This is where faith comes in. Faith forces us to rely upon and put our trust in God. Without the need for faith, there is no real need for God, at least not this side of eternity. When Paul spoke of seeing through a mirror dimly, it was a statement of faith that even though his knowledge was only in part and wasn’t perfect, it was sufficient for his salvation, sufficient enough to see him through until Christ’s return. When we take the path of inerrancy the space for this sort of humble faith evaporates and is replaced with an arrogance that claims more certainty than even the Biblical writers themselves were willing to affirm.

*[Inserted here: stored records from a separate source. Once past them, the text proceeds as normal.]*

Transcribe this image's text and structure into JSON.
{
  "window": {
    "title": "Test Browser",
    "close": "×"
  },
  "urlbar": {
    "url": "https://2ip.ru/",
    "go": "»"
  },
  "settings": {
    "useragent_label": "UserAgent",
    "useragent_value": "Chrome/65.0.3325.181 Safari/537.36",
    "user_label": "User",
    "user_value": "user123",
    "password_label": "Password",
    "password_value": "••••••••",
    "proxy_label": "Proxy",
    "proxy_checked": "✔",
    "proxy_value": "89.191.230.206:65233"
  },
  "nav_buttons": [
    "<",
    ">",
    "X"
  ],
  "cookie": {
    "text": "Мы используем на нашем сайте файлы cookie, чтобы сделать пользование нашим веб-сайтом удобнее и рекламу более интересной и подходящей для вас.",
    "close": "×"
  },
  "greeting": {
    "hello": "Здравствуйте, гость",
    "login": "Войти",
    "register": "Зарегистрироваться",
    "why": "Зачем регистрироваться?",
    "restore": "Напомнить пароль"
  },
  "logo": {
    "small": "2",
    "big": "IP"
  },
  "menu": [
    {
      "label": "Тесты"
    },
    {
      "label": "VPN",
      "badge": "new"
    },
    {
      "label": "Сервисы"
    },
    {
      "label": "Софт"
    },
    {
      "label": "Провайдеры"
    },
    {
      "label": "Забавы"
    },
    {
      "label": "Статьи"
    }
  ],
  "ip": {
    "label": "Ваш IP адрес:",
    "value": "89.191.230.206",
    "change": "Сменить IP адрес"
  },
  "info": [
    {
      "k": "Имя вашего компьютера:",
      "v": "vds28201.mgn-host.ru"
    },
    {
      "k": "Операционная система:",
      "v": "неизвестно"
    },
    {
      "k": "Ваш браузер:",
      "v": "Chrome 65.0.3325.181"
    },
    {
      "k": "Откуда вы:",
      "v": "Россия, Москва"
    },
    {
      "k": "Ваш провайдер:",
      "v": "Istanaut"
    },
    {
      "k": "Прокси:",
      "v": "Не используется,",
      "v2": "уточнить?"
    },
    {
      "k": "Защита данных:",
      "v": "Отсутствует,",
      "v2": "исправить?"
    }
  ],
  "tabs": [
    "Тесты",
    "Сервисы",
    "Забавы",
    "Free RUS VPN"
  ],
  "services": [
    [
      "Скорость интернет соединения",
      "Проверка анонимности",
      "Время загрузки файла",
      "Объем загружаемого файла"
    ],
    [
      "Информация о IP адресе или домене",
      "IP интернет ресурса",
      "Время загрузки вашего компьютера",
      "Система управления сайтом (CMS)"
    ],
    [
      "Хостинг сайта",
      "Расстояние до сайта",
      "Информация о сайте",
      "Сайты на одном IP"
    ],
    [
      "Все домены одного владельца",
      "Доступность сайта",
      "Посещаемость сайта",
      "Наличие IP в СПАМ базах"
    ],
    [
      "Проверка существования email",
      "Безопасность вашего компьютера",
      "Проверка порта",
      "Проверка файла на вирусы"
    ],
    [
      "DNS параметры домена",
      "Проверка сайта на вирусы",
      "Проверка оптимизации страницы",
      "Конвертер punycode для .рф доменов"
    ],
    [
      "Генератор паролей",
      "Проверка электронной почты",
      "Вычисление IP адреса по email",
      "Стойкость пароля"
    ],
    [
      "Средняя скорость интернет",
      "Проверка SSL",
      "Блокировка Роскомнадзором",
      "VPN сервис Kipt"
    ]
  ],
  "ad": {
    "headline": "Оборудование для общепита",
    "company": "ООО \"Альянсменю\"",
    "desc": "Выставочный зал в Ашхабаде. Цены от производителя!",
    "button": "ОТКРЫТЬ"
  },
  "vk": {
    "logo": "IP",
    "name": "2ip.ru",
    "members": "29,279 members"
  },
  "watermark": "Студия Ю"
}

Which means when we affirm inerrancy, we reject the need for faith.
When we affirm inerrancy, we ascribe perfection to the creation rather that to the Creator.
When we affirm inerrancy, we create an idol fashioned out of the same need for certainty and control that drove Adam and Eve to snatch divinity away from God.
Simply put, Biblical inerrancy isn’t Biblical.
A few days ago Peter Enns asked his readers what the biggest obstacles to their faith were. My response to that was “the belief in biblical inerrancy”. I felt a little ashamed admitting it, because people tend to question your faith when you question the Bible (whose bright idea was that?) This article put into words what I couldn’t. Great read.